** Opening SOURCE DATA block **

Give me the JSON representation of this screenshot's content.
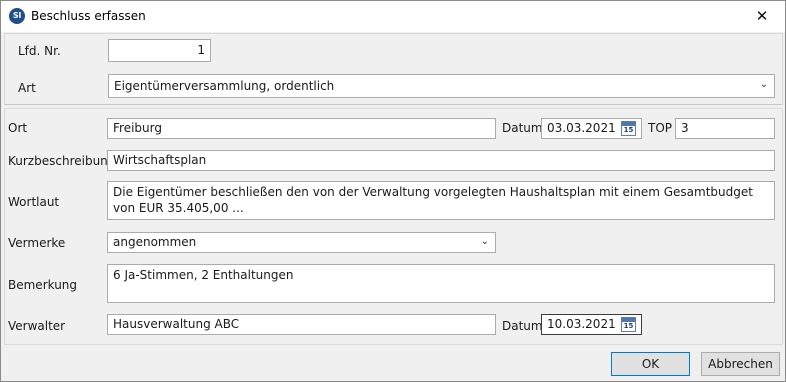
{
  "window": {
    "icon_text": "SI",
    "title": "Beschluss erfassen",
    "close_symbol": "✕"
  },
  "top_section": {
    "lfd_nr": {
      "label": "Lfd. Nr.",
      "value": "1"
    },
    "art": {
      "label": "Art",
      "value": "Eigentümerversammlung, ordentlich"
    }
  },
  "details": {
    "ort": {
      "label": "Ort",
      "value": "Freiburg"
    },
    "datum1": {
      "label": "Datum",
      "value": "03.03.2021"
    },
    "top": {
      "label": "TOP",
      "value": "3"
    },
    "kurzbeschreibung": {
      "label": "Kurzbeschreibung",
      "value": "Wirtschaftsplan"
    },
    "wortlaut": {
      "label": "Wortlaut",
      "value": "Die Eigentümer beschließen den von der Verwaltung vorgelegten Haushaltsplan mit einem Gesamtbudget von EUR 35.405,00 ..."
    },
    "vermerke": {
      "label": "Vermerke",
      "value": "angenommen"
    },
    "bemerkung": {
      "label": "Bemerkung",
      "value": "6 Ja-Stimmen, 2 Enthaltungen"
    },
    "verwalter": {
      "label": "Verwalter",
      "value": "Hausverwaltung ABC"
    },
    "datum2": {
      "label": "Datum",
      "value": "10.03.2021"
    }
  },
  "calendar_icon_number": "15",
  "combo_arrow": "⌄",
  "buttons": {
    "ok": "OK",
    "cancel": "Abbrechen"
  }
}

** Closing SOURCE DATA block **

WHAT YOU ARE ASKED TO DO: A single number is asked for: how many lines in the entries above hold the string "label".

WRITTEN ANSWER: 11